No one is arguing that HTML5 is or will ever be exactly as fast as native, just like no one would argue that Java is as fast as native machine language code on a PC...
However, advancement in the interpreter, the hardware and the developers for Java has allowed for the platform to perform so well that the consumer can't tell the difference between native compiled binary code and interpreted code. 60 fps in one is the same as 60 fps in the other. You claim HTML5 is a failure. Lots of people claimed Java was a failure as well. (there are plenty today who still hold to that...it's their opinion and they are entitled to it.) I disagree. I see it not only as the next Java, but as a superior platform to Java in almost every respect. And as hardware advances, vendors adopt and adhere to the standard better, and as the standard itself evolves, I believe it will be one of the best platforms to develop on as we move forward for the next decade or more.
Is HTML5 there yet on your mobile platform of choice? Apparently not. That's a shame. I can understand your frustration and desire to be at the tip top in that market.
But that isn't the only market served by the C2 IDE. I did not purchase my licence to develop mobile apps. I like the ability to export in a way that would let me move some of what I write to mobile, but that's not my primary use of C2. I live in a Nevada casino town, and I'd be happy to lay odds that I'm not in the minority there.
This leads us into a conundrum: You want the IDE to operate in the best way for you. I want the IDE to operate in the best way for me.
If Scirra decides to stop working on enhancing their game development tool that currently can be used across multiple platforms in it's current state and instead focus on making their IDE optimized for a one specific native language that means that only a percentage of people are getting benefit for the man hours they are putting into their product.
The fact of the matter is that C2 has a "*" next to the mobile export on the website. It's not a native compiler. I bought the product with that in mind.

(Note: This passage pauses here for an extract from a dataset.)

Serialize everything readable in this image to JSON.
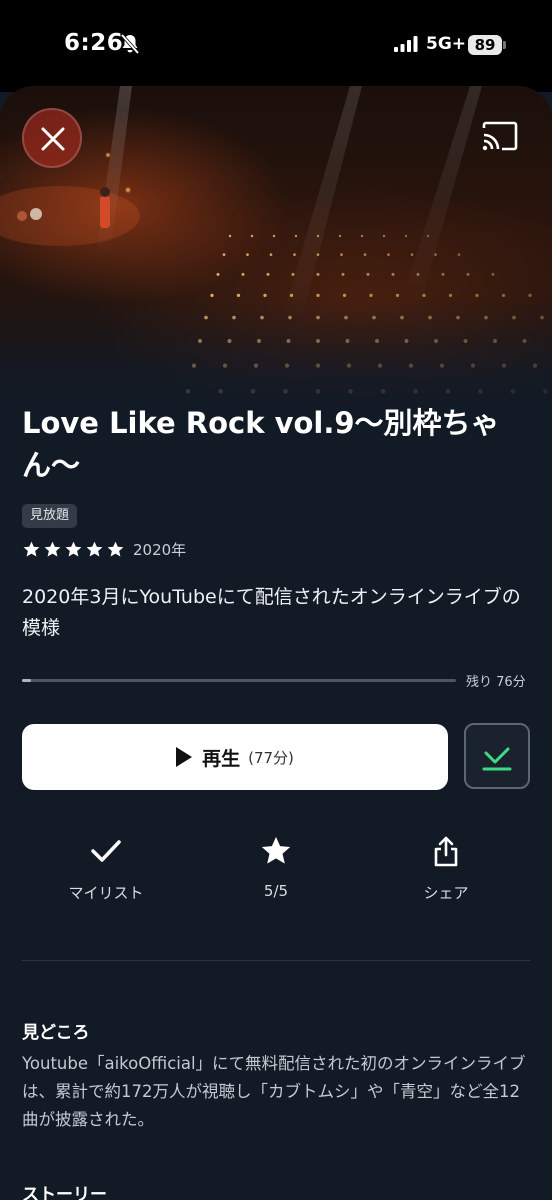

I want them to develop the IDE to make it even better for making games. That's what I bought. It exports to HTML5, the platform that it's advertised to export to. That's what I bought.
That is also what YOU bought. I'm sorry that you bought the product thinking it could do something that it's not billed as directly doing. Does it meet your performance goals right now? According to you, it doesn't. Does it export and run, through CocoonJs, on the platform you wish for it to run, regardless of the performance? Yes. It does.
You have gotten what you paid for. Scirra could have every right to not even try to make ANY enhancements from there, but they choose to devote a proportionality equal amount of time on your desired platform while trying to work on EVERYONE ELSE'S desired platforms as well, fix bugs, and add new game making non-platform specific features to the IDE.
Personally, I think they would best be suited on just working on IDE features to make the games in HTML5 the best they possibly can and leave any other exporting to 3rd parties. That would be spending their time to the benefit to the most people who have purchased their product, but that's my personal opinion and it is the path that would suit me the best, so I'll admit to being biased.
Actually, I'd love to see a survey of license holders as to their primary development platform. If the majority use C2 to develop for iOS, then by all means, put the time into making the iOS export as powerful as possible. If the over whelming majority do so, then I'm all for dropping all other work on the IDE (except bug fixes) to make the HTML5 export work as flawless as possible with iOS.
I do not support, however, 1st party native export. I didn't buy an iOS development tool. I bought a HTML5 development tool.